I’m not sure where exactly the memory turned into a dream. One moment it seemed that I was listening to Carlisle in my memory, looking at his face, and then a moment later I was looking at a gray, barren field and smelling the thick scent of burning incense in the air. I was not alone there.
The huddle of figures in the center of the field, all shrouded in ashy cloaks, should have terrified me—they could only be Volturi, and I was, against what they’d decreed at our last meeting, still human. But I knew, as I sometimes did in dreams, that I was invisible to them.
Scattered all around me were smoking heaps. I recognized the sweetness in the air and did not examine the mounds too closely. I had no desire to see the faces of the vampires they had executed, half afraid that I might recognize someone in the smoldering pyres.
The Volturi soldiers stood in a circle around something or someone, and I heard their whispery voices raised in agitation. I edged closer to the cloaks, compelled by the dream to see whatever thing or person they were examining with such intensity. Creeping carefully between two of the tall hissing shrouds, I finally saw the object of their debate, raised up on a little hillock above them.
He was beautiful, adorable, just as Carlisle had described. The boy was a toddler still, maybe two years of age. Light brown curls framed his cherubic face with its round cheeks and full lips.

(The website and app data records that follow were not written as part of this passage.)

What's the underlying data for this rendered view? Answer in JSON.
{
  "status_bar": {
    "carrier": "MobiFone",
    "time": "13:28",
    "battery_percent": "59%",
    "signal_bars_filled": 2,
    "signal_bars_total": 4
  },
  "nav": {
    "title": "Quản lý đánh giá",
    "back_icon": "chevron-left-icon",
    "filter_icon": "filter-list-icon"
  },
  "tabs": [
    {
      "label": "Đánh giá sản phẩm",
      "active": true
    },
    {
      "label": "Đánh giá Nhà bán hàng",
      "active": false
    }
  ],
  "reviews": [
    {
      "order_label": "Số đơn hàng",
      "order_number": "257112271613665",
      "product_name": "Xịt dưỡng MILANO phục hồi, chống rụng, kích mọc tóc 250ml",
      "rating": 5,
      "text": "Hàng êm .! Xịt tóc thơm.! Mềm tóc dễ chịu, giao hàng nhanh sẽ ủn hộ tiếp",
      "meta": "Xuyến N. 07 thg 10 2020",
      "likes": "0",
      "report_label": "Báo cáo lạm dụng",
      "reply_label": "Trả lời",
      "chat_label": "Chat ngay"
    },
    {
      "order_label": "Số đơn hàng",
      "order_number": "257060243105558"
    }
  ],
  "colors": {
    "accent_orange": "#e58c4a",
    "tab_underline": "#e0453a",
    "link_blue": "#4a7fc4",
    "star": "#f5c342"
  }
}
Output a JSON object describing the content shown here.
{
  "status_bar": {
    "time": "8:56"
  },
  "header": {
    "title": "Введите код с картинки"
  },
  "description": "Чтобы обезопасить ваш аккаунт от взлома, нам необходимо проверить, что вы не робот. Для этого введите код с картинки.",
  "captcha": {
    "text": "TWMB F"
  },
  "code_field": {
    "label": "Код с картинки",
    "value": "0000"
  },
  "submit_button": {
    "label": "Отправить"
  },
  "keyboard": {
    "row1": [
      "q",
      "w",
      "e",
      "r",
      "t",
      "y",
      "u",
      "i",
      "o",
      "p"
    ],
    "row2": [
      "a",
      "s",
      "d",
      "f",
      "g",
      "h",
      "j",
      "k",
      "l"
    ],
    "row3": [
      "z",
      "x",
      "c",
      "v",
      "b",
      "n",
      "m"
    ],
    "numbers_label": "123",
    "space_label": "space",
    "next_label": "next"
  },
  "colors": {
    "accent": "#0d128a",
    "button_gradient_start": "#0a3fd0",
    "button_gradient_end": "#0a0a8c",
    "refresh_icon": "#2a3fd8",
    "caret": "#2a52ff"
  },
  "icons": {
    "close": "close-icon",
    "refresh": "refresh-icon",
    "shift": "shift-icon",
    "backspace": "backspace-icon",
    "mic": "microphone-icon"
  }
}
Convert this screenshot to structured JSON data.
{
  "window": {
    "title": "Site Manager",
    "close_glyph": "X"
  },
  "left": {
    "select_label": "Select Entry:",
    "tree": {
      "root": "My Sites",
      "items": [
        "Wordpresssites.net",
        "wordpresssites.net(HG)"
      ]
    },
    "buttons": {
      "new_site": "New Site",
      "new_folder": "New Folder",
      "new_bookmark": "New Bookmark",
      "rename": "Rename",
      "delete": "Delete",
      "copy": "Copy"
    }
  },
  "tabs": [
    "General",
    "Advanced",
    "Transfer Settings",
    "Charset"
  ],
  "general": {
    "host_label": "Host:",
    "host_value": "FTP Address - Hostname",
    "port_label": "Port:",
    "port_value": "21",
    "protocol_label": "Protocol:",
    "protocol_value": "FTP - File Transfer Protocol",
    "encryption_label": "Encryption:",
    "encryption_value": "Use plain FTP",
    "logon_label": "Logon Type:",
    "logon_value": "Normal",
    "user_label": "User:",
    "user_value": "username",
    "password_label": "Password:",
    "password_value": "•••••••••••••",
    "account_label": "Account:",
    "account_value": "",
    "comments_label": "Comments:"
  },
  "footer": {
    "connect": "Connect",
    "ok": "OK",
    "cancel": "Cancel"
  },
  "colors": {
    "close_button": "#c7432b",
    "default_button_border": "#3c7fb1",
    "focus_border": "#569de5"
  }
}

And he was trembling, his eyes closed as if he was too frightened to watch death coming closer every second.
I was struck with such a powerful need to save the lovely, terrified child that the Volturi, despite all their devastating menace, no longer mattered to me. I shoved past them, not caring if they realized my presence. Breaking free of them altogether, I sprinted toward the boy.
Only to stagger to a halt as I got a clear view of the hillock that he sat upon. It was not earth and rock, but a pile of human bodies, drained and lifeless. Too late not to see these faces. I knew them all—Angela, Ben, Jessica, Mike.… And directly beneath the adorable boy were the bodies of my father and my mother.
The child opened his bright, bloodred eyes.